Fifty years ago this January, five missionaries were speared to death in the jungles of Ecuador. Beyond the Gates of Splendor (rated PG-13 for National Geographic--like nudity) is a documentary, just released on DVD, that tells their story and the remarkable aftermath of their deaths.
In 1956, Jim Elliot, Pete Fleming, Ed McCully, Nate Saint, and Roger Youderian reached out to the Auca people, perhaps the most violent culture ever documented. They had terrorized the more peaceful people the missionaries had been working with, so the five approached the Aucas with gifts, friendly messages, and a plane ride. But just as they thought they were forming friendships, a band of Auca warriors attacked with spears and machetes, killing the men and throwing their bodies into the river.
But the most important part of the story is what happened next. One of the widows, Elisabeth Elliot, with her little girl and a sister of one of the slain missionaries, Rachel Saint, moved into the Auca village. They started evangelizing, and Christianity spread through the tribe.
The documentary shows the transforming power of Christ, both for individuals and the culture. Within two years, the homicide rate dropped 90 percent. Today, the Aucas are peaceful and happy. Though initially refusing to let their story be told in this documentary, the Aucas changed their minds when they heard of the Columbine killings. They now want Americans to know the peace they have found.

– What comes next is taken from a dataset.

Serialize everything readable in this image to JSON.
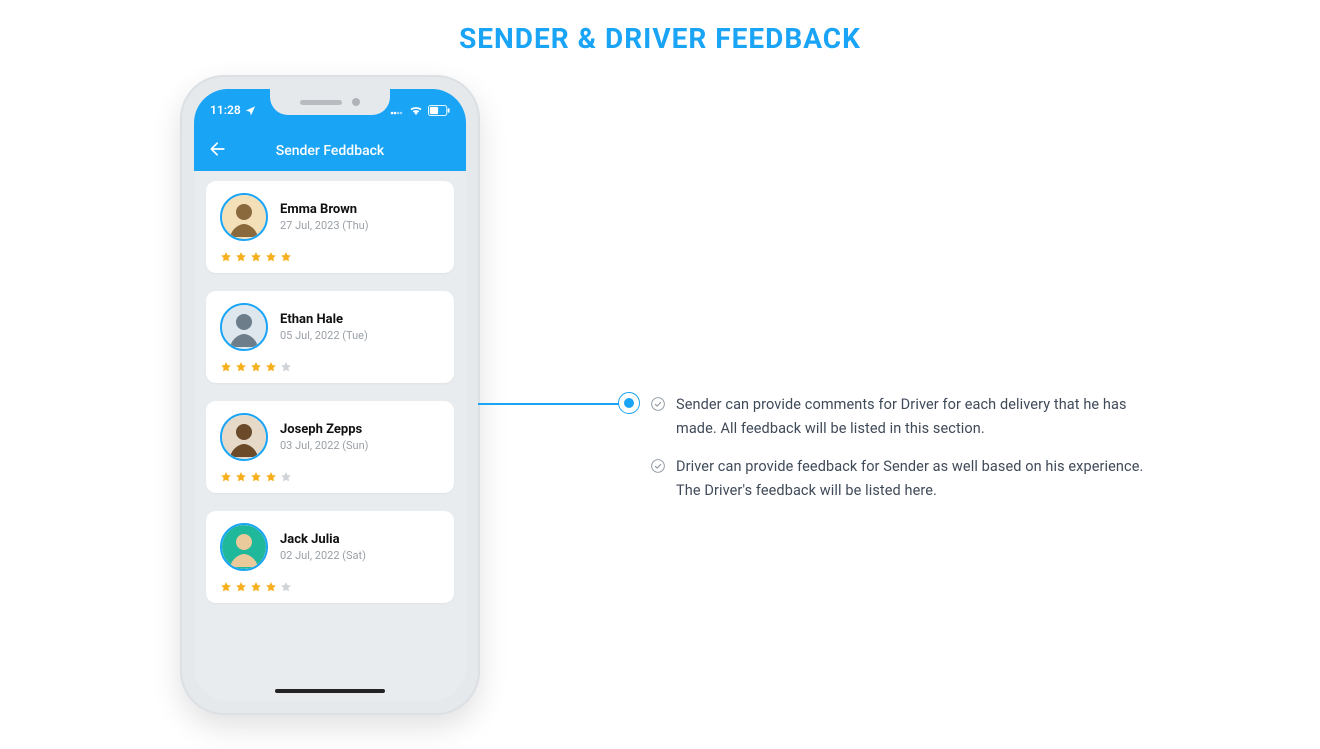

Beyond the Gates of Splendor combines missionary home-movies and archival footage with reenactments and interviews of family members and Aucan villagers. The narrator is Steve Saint, son of slain missionary Nate Saint, who after he grew up came back to serve the Auca people. Mr. Saint also served as principal advisor on a wide-release, feature-length version of the story, End of the Spear, due in theaters in January.
Most moving in this DVD release are the accounts of the relationships Mr. Saint and the others developed with some of the very men who killed his father. Though often missing from Christians' cultural witness today, nothing is more persuasive to nonbelievers than such radical love and forgiveness.